I've started listening to Christmas music for part of the day.
I know, I know. It's not even Thanksgiving yet. But it is almost "Stir Up Sunday,"*** and on Stir Up Sunday I have to be ready to stir! And one of the fastest and easiest ways to get ready to do anything is to listen to the right music for it. Music begets inclination, inclination begets planning, planning begets list-making, and list-making begets shopping. And shopping must happen before stirring.
And speaking of planning, I really really really need to make a trip to IKEA. I've burnt up all my candles - or, all the candles that are not those little tinned votive candles. Those little rounds must've had a frisky summer in the drawer because I have zillions of them for some reason. Begetting. That's the only reason I can think of. Candles begetting candles.
I need the box of white candles for my very Nordic looking black IKEA five-candle holder - and I want to add this charming candle holder this year. It's a floor stand for the block candles - a metal one. It's three feet high!!
So ... that's
- block candles
- white candles for the candle stand
- floor stand
I'll add some more votives to my Whole Foods/New Seasons list as well. Those are the real candles that smell like real candles - IKEA candles are for light and fire; real candles are for scent. The WF/NS list is the one that includes high quality dried fruit for the stirring - on Stir Up Sunday - which is on November the 22nd this year - which is the Sunday right before Thanksgiving Day - which is why I'm listening to Pandora's choices for a station called "The Choir of King's College."
But don't tell my husband.
***In the Anglican Church, the Collect for the Sunday before Advent, or the twenty-fifth Sunday after Trinity, which occurs some time in late November, commences ‘Stir up, we beseech thee, O Lord, the wills of thy faithful people’, and all over the country this has given the day the colloquial name of Stir-Up Sunday.

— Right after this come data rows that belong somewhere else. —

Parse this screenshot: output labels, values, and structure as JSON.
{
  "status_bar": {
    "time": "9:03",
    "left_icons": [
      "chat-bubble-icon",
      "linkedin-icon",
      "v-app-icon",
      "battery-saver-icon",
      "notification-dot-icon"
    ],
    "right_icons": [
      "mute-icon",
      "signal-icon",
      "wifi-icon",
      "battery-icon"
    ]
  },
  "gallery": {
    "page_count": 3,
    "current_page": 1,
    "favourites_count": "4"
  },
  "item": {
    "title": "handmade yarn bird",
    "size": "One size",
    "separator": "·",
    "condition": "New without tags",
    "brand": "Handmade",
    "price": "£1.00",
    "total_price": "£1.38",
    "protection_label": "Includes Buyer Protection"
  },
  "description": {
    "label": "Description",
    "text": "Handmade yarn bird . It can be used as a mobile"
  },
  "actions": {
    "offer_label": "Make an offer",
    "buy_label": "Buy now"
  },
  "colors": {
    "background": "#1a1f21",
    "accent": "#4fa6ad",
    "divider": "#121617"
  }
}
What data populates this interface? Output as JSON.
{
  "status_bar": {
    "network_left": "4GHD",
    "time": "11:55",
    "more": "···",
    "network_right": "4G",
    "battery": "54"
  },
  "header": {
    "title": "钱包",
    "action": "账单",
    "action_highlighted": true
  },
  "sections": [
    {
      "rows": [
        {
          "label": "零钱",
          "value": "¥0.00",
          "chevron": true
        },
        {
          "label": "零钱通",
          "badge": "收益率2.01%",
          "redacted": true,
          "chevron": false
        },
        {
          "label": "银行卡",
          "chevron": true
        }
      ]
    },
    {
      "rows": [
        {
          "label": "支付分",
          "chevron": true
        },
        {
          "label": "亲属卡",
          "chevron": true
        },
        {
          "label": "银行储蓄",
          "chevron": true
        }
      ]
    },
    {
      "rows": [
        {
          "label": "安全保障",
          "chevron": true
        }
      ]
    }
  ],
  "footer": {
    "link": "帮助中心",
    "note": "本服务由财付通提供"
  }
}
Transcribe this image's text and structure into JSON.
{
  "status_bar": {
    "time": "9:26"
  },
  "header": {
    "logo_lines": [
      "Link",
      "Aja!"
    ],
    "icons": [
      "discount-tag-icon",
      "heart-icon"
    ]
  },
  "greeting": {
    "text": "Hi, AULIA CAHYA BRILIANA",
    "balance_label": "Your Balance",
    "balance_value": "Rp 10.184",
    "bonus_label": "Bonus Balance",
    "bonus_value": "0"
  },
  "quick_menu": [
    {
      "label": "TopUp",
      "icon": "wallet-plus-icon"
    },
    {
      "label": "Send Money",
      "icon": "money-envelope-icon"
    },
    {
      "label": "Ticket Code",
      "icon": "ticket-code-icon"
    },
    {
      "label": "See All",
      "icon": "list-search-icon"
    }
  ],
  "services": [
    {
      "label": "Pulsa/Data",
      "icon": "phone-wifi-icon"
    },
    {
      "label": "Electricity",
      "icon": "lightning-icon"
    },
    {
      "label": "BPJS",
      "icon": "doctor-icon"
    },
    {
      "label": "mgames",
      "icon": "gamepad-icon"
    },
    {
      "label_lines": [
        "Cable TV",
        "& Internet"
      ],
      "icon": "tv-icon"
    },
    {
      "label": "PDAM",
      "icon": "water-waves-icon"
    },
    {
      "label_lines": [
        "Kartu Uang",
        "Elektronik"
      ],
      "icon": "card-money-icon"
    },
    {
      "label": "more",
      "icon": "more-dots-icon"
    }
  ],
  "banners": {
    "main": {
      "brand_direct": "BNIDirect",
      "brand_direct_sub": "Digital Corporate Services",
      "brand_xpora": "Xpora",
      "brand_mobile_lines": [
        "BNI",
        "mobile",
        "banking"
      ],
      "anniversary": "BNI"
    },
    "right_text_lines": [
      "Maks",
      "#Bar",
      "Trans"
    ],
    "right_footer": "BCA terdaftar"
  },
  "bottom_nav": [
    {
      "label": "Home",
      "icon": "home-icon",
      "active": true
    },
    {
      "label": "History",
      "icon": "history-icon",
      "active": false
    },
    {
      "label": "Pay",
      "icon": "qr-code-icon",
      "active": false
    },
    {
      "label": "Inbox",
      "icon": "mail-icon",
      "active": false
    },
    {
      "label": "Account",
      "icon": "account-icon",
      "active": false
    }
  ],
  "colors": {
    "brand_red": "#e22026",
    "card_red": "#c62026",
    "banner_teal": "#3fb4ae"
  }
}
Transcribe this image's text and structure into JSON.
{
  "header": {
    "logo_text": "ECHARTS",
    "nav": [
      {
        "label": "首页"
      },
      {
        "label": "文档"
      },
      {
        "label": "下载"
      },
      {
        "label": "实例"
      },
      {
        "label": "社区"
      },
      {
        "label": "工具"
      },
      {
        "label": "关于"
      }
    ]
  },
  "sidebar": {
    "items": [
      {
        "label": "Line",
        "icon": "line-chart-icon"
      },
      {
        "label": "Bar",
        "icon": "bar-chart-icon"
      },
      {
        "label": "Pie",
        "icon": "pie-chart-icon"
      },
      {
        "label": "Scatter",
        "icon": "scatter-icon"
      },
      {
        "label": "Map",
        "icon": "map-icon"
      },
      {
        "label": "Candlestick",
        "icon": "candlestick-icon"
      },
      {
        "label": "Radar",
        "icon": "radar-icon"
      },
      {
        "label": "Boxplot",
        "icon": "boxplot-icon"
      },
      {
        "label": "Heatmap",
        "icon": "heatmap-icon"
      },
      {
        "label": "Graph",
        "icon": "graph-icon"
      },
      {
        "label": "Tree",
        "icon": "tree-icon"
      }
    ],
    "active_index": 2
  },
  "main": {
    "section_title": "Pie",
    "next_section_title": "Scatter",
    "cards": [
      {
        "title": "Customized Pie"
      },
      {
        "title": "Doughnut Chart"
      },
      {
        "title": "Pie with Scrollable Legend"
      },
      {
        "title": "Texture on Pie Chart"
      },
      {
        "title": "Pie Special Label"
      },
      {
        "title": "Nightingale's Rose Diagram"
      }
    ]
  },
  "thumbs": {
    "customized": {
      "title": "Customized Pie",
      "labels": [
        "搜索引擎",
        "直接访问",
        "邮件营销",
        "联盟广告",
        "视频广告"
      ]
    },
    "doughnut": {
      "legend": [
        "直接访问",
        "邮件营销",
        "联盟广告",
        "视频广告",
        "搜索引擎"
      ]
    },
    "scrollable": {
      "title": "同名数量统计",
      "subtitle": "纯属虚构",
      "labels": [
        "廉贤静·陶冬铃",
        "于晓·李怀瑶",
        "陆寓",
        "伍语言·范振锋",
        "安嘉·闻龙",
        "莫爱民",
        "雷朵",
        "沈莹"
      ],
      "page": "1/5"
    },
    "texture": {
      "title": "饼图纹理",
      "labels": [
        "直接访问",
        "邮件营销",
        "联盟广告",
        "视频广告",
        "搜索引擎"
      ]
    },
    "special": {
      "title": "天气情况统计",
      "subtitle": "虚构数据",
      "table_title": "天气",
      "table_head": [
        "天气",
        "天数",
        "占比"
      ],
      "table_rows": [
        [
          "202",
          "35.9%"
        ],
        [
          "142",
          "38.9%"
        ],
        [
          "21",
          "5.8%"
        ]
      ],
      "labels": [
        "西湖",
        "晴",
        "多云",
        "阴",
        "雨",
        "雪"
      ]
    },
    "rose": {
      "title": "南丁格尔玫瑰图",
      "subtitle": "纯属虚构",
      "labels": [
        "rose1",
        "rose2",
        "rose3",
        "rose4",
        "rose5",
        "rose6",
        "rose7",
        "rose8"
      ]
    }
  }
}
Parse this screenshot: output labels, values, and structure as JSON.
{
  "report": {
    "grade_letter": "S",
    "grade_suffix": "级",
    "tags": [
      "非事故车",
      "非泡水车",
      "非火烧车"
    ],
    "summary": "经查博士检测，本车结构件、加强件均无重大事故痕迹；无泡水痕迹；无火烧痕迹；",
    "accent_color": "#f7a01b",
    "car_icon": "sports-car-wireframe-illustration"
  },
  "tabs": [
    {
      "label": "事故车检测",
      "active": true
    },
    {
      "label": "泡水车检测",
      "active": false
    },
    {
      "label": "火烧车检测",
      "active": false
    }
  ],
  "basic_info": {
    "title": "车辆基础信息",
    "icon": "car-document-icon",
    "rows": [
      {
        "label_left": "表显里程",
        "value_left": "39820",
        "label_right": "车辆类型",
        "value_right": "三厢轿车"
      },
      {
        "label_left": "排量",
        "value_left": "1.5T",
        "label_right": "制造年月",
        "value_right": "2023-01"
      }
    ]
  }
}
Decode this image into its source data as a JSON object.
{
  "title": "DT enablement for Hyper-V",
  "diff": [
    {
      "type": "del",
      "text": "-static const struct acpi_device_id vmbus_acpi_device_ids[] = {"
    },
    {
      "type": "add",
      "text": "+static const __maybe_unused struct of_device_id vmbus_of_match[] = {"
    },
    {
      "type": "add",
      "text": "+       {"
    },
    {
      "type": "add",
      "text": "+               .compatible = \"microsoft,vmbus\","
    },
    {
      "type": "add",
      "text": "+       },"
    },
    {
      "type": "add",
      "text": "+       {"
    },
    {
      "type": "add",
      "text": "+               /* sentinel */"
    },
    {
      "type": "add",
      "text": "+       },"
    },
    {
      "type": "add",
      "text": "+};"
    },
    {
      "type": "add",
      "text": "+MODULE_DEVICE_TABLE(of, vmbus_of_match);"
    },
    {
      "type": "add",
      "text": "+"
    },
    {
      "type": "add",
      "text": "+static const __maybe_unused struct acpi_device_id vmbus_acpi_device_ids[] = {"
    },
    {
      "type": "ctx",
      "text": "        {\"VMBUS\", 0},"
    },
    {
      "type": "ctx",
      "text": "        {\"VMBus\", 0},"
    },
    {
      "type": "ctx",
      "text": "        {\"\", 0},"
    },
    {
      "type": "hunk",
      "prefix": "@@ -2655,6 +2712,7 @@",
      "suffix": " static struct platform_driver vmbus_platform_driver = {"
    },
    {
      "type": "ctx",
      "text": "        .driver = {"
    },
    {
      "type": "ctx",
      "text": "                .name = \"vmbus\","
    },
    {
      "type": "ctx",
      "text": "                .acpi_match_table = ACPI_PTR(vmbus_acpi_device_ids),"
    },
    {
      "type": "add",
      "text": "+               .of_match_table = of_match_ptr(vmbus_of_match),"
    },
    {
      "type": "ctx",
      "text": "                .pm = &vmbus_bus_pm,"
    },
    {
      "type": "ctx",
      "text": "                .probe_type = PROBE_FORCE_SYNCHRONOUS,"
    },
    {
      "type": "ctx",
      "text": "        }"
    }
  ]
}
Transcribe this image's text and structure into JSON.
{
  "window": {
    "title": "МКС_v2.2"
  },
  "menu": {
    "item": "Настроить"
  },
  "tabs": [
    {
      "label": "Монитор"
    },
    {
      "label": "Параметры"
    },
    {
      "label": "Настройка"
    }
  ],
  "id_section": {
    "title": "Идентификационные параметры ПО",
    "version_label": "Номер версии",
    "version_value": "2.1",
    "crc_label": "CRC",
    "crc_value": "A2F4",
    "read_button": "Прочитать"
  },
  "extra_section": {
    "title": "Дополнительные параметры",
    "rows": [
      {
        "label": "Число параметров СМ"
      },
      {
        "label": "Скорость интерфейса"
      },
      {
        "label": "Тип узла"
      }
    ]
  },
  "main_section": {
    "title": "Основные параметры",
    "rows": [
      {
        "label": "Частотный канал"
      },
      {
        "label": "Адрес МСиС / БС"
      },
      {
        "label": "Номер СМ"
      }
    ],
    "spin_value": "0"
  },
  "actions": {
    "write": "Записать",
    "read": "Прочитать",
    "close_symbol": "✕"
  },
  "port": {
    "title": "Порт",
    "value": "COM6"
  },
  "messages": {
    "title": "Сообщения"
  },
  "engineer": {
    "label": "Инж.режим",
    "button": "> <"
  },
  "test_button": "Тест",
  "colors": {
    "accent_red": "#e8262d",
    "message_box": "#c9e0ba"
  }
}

Brand reports a verse recited by children: ‘Stir up, we beseech thee, The pudding in the pot, And when we get home, We'll eat it all hot’. The day was taken as a marker to advise the housewife to start her Christmas preparations, and the grocer to see to the Christmas stock of his shop (Sussex Archaeological Collections 33 (1883), 252-3).